Newsstand sales of the Wall Street Journal, now owned by Rupert Murdoch, soared last month.
The increase of over 20 per cent is largely attributed to the world financial crisis, but also comes after the WSJ has adopted a more newsy look. Its front page is now more like a regular newspaper – and closer in appearance to its biggest American rivals, the NY Times and Washington Post. It now runs political stories, as well as financial ones. on page one.
At the same time as its street sales have gone up, so have lto the paper’s website. They have almost doubled, closing on 25 million,
The Journal’s managing editor Robert Thomson conceded that the big story, the economic crisis, had contributed to the uptick in sales., “Obviously the story helps” he said. News-stand sales are usually only five per cent of the WSJ’s total sales, but they are traditionally regarded as a good gauge of the paper’s overall vitality. The extra sales has not so far increased the WSJ’s ad income.

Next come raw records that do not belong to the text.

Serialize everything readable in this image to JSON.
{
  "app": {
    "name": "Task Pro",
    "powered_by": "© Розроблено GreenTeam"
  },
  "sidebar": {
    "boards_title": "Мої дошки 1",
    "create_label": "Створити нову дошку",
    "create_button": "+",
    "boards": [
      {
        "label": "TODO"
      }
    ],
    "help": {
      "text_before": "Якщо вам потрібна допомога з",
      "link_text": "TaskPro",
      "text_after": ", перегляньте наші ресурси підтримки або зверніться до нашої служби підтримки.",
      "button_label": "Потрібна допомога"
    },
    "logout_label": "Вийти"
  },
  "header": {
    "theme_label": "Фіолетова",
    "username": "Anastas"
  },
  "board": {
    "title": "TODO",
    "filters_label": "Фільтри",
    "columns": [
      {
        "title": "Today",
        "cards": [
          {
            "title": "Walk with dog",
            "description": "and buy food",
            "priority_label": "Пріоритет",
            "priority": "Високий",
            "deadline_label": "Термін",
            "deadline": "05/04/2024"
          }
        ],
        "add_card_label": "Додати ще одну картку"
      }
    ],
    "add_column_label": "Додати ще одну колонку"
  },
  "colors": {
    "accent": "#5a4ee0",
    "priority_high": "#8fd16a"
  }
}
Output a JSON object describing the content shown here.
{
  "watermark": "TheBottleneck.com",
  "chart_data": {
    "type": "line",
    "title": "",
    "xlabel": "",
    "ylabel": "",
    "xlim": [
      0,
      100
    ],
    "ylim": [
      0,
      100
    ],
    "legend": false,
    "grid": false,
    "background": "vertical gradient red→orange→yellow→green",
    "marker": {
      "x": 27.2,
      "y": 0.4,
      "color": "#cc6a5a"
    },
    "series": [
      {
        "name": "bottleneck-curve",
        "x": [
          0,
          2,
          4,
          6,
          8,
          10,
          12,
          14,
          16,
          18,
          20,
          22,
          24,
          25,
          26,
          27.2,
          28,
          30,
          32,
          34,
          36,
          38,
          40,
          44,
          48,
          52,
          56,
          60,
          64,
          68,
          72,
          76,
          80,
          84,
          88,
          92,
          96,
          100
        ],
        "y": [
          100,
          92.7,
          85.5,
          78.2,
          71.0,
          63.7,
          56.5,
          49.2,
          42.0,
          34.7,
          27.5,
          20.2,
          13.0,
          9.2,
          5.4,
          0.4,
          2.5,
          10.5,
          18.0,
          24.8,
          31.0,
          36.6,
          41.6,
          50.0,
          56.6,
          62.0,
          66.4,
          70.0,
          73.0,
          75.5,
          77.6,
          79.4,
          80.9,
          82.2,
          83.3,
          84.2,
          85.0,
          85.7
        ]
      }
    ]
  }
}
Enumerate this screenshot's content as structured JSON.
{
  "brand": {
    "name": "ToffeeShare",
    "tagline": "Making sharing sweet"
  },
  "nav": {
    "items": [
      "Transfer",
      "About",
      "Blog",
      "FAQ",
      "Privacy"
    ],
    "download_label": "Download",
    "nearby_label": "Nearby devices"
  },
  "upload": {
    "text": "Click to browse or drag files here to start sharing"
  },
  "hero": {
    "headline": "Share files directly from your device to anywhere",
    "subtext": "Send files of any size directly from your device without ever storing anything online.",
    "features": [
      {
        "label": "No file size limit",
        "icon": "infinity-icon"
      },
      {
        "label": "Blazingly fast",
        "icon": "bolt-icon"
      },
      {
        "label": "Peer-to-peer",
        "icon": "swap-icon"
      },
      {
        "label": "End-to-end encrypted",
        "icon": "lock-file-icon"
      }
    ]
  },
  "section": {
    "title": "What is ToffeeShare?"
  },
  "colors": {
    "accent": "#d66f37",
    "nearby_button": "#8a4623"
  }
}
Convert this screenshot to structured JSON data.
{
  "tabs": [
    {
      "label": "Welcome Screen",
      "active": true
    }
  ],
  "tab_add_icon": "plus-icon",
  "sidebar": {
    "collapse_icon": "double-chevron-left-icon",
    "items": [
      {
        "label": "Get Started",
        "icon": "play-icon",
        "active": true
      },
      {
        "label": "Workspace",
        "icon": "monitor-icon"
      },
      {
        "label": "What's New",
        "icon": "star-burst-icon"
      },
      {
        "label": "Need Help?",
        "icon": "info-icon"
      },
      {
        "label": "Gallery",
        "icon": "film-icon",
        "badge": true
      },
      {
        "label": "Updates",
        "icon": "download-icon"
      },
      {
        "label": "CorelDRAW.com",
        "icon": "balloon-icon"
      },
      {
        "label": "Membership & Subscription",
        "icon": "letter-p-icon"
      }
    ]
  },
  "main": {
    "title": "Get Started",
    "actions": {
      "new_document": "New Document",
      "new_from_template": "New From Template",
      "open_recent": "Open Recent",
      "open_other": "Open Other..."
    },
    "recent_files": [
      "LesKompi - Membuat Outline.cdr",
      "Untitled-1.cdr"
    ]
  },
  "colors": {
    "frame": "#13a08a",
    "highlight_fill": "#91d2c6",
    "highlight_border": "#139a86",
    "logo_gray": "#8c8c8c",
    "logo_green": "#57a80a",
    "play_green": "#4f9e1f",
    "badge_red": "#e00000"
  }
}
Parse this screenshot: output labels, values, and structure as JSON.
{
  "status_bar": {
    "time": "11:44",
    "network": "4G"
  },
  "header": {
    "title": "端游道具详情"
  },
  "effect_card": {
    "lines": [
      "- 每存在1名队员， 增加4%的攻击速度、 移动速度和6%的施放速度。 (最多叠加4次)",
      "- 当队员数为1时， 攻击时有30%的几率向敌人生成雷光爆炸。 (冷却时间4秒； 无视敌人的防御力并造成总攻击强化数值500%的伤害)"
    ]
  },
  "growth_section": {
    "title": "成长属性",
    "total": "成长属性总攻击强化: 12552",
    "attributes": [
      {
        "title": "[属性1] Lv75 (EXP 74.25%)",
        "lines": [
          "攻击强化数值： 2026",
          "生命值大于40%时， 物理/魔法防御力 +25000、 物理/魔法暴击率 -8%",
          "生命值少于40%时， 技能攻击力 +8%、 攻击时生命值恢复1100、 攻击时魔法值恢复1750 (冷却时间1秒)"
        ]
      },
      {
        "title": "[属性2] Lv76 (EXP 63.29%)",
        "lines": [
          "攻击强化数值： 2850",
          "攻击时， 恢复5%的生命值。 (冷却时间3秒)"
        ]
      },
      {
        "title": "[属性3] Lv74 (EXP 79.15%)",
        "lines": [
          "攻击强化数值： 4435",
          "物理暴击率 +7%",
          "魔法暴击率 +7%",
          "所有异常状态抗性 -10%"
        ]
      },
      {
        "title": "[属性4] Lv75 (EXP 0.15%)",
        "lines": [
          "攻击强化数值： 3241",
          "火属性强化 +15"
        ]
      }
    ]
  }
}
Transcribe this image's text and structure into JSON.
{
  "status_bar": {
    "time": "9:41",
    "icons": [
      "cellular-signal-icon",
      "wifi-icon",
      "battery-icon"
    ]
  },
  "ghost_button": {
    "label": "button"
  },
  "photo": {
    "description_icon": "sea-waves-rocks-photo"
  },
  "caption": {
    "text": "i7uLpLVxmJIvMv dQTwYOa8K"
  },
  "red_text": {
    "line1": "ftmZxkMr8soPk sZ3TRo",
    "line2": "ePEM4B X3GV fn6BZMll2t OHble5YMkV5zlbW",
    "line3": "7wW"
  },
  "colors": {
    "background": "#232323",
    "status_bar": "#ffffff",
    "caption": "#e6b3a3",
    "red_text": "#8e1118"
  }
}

Like most American newspapers the paper is suffering a drop off in advertising – which some analysts predict will fall at least ten per cent by next year .